▶ _EXERCISE_
Below are some records; output all of them exactly.

▶ _RECORDS PROVIDED_
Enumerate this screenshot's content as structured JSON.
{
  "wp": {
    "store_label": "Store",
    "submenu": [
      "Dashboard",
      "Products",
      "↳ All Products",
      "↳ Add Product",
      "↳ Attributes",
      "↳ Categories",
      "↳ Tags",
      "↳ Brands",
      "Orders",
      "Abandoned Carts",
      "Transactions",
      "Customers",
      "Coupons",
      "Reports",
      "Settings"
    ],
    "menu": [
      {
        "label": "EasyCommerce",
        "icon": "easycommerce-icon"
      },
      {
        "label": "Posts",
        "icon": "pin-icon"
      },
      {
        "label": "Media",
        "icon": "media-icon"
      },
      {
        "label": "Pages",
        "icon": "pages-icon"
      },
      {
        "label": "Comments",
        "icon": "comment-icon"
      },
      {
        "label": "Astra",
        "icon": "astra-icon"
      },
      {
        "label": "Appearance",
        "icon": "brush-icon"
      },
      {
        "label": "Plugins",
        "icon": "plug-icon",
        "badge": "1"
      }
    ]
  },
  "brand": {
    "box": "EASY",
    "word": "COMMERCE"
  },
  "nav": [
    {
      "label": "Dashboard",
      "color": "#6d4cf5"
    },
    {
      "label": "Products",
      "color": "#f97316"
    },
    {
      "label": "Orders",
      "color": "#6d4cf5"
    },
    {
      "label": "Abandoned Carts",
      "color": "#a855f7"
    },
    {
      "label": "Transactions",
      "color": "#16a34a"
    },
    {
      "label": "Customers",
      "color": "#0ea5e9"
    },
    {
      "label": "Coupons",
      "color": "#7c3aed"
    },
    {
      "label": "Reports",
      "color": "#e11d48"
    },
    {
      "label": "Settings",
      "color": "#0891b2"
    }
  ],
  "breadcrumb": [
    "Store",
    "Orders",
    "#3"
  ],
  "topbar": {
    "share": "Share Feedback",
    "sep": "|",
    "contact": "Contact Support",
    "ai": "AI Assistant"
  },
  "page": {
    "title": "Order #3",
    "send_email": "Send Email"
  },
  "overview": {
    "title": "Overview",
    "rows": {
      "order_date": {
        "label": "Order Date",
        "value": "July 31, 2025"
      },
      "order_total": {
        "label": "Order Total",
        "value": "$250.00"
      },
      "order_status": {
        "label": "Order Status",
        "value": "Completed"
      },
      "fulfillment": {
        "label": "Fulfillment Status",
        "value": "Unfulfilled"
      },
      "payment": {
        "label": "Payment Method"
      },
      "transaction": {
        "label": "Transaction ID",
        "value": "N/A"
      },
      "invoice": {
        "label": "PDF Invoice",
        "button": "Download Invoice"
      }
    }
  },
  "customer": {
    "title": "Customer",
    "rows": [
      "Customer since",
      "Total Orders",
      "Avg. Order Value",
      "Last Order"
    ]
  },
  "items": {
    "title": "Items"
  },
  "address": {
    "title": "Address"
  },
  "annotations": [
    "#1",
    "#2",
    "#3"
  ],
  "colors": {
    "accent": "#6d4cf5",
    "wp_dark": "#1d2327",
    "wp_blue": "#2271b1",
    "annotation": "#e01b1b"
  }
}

▶ _EXERCISE RESPONSE_
Enumerate this screenshot's content as structured JSON.
{
  "wp": {
    "store_label": "Store",
    "submenu": [
      "Dashboard",
      "Products",
      "↳ All Products",
      "↳ Add Product",
      "↳ Attributes",
      "↳ Categories",
      "↳ Tags",
      "↳ Brands",
      "Orders",
      "Abandoned Carts",
      "Transactions",
      "Customers",
      "Coupons",
      "Reports",
      "Settings"
    ],
    "menu": [
      {
        "label": "EasyCommerce",
        "icon": "easycommerce-icon"
      },
      {
        "label": "Posts",
        "icon": "pin-icon"
      },
      {
        "label": "Media",
        "icon": "media-icon"
      },
      {
        "label": "Pages",
        "icon": "pages-icon"
      },
      {
        "label": "Comments",
        "icon": "comment-icon"
      },
      {
        "label": "Astra",
        "icon": "astra-icon"
      },
      {
        "label": "Appearance",
        "icon": "brush-icon"
      },
      {
        "label": "Plugins",
        "icon": "plug-icon",
        "badge": "1"
      }
    ]
  },
  "brand": {
    "box": "EASY",
    "word": "COMMERCE"
  },
  "nav": [
    {
      "label": "Dashboard",
      "color": "#6d4cf5"
    },
    {
      "label": "Products",
      "color": "#f97316"
    },
    {
      "label": "Orders",
      "color": "#6d4cf5"
    },
    {
      "label": "Abandoned Carts",
      "color": "#a855f7"
    },
    {
      "label": "Transactions",
      "color": "#16a34a"
    },
    {
      "label": "Customers",
      "color": "#0ea5e9"
    },
    {
      "label": "Coupons",
      "color": "#7c3aed"
    },
    {
      "label": "Reports",
      "color": "#e11d48"
    },
    {
      "label": "Settings",
      "color": "#0891b2"
    }
  ],
  "breadcrumb": [
    "Store",
    "Orders",
    "#3"
  ],
  "topbar": {
    "share": "Share Feedback",
    "sep": "|",
    "contact": "Contact Support",
    "ai": "AI Assistant"
  },
  "page": {
    "title": "Order #3",
    "send_email": "Send Email"
  },
  "overview": {
    "title": "Overview",
    "rows": {
      "order_date": {
        "label": "Order Date",
        "value": "July 31, 2025"
      },
      "order_total": {
        "label": "Order Total",
        "value": "$250.00"
      },
      "order_status": {
        "label": "Order Status",
        "value": "Completed"
      },
      "fulfillment": {
        "label": "Fulfillment Status",
        "value": "Unfulfilled"
      },
      "payment": {
        "label": "Payment Method"
      },
      "transaction": {
        "label": "Transaction ID",
        "value": "N/A"
      },
      "invoice": {
        "label": "PDF Invoice",
        "button": "Download Invoice"
      }
    }
  },
  "customer": {
    "title": "Customer",
    "rows": [
      "Customer since",
      "Total Orders",
      "Avg. Order Value",
      "Last Order"
    ]
  },
  "items": {
    "title": "Items"
  },
  "address": {
    "title": "Address"
  },
  "annotations": [
    "#1",
    "#2",
    "#3"
  ],
  "colors": {
    "accent": "#6d4cf5",
    "wp_dark": "#1d2327",
    "wp_blue": "#2271b1",
    "annotation": "#e01b1b"
  }
}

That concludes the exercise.